the city is a vast grid of blocks that keep stretching out onto the texas plain to the south and to the west, and to the southwest, until now it goes all the way out to 118th street and west two or three alphabets, which would be from avenue a to avenue x & avenue z which is actually university, then from akron avenue through flint where we live, and all the way out to utica and wayne, where the dog was lost, and then slide, and then beyond slide avenue it starts again and you have streets like chicago, milwaukee and out that way. there are hundreds of blocks and these people's dogs just get loose and tear around the city. we occasionally see loose dogs down by the parks where people bring their dog to romp, they think it will obey, then it doesn't. and off it goes. this is what happened to my friend. somebody could have picked it up, he said. he was hoping it wouldn't freeze to death. its name was 'friday' - good name, i told him, almost nobody has an argument with friday, the general concept is pretty agreeable. but the dog was gone, and our calls went unheeded.
it's late afternoon here, a gentle sun coming through the windows, and a break from the bitter cold spell that has gripped the area for about a week. maybe the hose will thaw, and i'll water, but most likely, we'll go to a chinese new year celebration and have some chinese food. it's year of the horse and i'm a horse, i have no idea what that means, except that apparently it's lucky, and our friends will invite us, which is lucky already. my feeling is, and i take my younger son on a lot of this stuff, if a kid wants to get out there, and see the world, that's what i'm here for. the older son has taken to minecraft and staying in, he doesn't care for the social whirl, and we indulge him, because he does ok in school and actually has some friends. also, because my wife is the same way, given the choice, she won't go out. life is tough enough, she's tired, she'd rather stay in and rest.
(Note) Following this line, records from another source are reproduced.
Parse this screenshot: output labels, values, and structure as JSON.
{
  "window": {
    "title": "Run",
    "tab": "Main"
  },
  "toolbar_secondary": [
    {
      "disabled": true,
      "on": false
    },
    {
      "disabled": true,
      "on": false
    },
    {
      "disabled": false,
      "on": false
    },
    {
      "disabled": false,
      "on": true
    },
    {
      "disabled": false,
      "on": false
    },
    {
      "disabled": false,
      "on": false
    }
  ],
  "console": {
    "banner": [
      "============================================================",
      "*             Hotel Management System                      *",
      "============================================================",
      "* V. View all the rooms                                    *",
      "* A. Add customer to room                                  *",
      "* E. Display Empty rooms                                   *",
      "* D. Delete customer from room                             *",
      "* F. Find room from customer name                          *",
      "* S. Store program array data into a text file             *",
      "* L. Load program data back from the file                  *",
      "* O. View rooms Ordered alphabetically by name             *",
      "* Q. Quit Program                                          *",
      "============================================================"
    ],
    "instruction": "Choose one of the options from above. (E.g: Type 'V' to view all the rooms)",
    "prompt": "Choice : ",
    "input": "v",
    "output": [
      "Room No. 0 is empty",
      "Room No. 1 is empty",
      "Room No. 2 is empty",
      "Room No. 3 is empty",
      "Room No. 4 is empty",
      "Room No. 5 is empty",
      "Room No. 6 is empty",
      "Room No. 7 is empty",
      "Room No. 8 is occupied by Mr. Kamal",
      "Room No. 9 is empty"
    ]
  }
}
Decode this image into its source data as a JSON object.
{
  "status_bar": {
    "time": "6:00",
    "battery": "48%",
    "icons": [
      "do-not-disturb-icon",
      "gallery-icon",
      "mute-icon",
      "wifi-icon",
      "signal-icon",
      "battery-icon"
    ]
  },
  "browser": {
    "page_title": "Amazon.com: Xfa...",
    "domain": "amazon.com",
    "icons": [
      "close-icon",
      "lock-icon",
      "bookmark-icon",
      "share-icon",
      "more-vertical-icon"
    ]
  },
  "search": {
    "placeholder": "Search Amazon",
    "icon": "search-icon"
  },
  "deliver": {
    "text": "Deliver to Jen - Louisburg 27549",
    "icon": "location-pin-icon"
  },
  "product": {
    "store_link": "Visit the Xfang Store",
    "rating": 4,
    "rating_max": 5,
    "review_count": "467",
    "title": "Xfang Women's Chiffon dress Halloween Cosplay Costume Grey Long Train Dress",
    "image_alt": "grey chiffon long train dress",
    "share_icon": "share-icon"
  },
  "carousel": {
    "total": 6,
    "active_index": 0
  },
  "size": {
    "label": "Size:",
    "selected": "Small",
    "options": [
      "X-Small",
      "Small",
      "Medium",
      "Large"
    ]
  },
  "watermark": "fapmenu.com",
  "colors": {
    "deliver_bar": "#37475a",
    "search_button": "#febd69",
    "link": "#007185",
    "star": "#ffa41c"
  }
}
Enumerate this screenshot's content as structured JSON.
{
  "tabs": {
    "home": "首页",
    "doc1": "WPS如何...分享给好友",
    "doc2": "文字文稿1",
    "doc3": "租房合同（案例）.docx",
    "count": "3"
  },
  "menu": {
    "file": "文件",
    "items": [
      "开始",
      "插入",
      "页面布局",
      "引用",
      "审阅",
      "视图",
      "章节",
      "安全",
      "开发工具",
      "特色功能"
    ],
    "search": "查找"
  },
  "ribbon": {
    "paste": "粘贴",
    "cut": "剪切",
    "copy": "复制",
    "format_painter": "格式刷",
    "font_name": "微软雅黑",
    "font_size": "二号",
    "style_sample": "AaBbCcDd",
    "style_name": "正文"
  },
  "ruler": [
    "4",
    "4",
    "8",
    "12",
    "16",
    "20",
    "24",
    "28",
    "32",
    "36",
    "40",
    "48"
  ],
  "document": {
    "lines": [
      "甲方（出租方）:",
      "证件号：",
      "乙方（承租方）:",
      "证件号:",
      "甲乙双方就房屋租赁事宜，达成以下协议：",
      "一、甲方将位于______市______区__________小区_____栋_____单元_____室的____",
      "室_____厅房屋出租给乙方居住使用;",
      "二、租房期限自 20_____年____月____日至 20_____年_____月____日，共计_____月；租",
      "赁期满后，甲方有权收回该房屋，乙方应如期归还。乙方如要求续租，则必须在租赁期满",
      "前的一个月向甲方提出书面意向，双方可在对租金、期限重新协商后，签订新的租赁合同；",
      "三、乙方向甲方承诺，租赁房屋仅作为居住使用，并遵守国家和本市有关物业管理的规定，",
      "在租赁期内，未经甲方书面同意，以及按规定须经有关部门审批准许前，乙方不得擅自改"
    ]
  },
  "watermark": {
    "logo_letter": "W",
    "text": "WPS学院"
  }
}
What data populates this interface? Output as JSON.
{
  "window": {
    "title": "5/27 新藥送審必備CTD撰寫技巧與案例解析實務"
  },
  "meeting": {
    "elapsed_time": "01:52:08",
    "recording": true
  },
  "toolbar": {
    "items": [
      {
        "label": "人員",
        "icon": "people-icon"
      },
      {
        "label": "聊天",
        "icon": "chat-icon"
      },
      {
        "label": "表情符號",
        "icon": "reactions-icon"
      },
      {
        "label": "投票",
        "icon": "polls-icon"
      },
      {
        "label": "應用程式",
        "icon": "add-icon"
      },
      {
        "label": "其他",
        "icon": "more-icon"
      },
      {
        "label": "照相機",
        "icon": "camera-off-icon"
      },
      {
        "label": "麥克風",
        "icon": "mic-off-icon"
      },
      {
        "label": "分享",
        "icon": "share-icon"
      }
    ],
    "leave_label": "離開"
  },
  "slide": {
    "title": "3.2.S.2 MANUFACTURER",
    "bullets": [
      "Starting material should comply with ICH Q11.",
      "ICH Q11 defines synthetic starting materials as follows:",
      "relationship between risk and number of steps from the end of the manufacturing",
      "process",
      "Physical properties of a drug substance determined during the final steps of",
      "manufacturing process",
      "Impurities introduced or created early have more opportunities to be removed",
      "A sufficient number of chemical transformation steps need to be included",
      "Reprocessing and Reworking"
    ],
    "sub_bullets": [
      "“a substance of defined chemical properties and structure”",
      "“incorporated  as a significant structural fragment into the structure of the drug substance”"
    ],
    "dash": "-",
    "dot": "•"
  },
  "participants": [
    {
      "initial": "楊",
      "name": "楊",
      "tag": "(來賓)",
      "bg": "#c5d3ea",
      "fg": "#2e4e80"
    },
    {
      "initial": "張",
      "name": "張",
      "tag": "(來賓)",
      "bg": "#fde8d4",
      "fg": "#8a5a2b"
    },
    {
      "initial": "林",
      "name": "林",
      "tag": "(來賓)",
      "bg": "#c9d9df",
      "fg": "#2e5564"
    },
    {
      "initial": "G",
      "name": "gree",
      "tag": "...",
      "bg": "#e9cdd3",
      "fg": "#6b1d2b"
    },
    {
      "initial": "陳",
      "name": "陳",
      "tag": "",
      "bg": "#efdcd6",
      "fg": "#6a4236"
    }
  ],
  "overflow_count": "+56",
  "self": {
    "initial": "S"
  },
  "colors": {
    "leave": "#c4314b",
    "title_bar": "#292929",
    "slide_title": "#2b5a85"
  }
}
the image of the dog getting hit on indiana remains lodged in my brain, but hey, it's life in the city, this city is twice the size it used to be, and probably that's happening a lot. people have a lot less control of their dogs than they think they do, and then, on the drivers' side, sometimes things happen and you just can't do much about it. another family, here in lubbock, swerved to avoid a dog, and ended up in a fatal wreck that killed grownups and left kids on this earth without parents. you try not to let this stuff happen, but then, sometimes you wonder, the best way to avoid it is just to stay home on a weekend.
late at night, on my walk, which i love, cold weather or warm, i'm there, generally, and there are a lot of helicopters above, this being the kind of hospital neighborhood where the medivacs take off and land, and have to fly relatively low in order to maneuver around to the direction they want. we also hear a lot of ambulances, especially late at night, they seem to come from all directions sometimes and i can see them down the long streets, as the sound has already made it pretty clear where they are and where they're going. down about three streets is indiana, and they like that one, it's wide and people can pull over and let them go by. i'm from a much smaller town so after a while it seems incredibly busy to me, like the million people in this area are just having crisis after crisis, and i guess that's true in a kind of general way. but it also makes me grateful to finish, come home, crawl into a warm bed, see another day. to think, i used to spend whole seasons standing at the side of interstates, hoping someone would stop.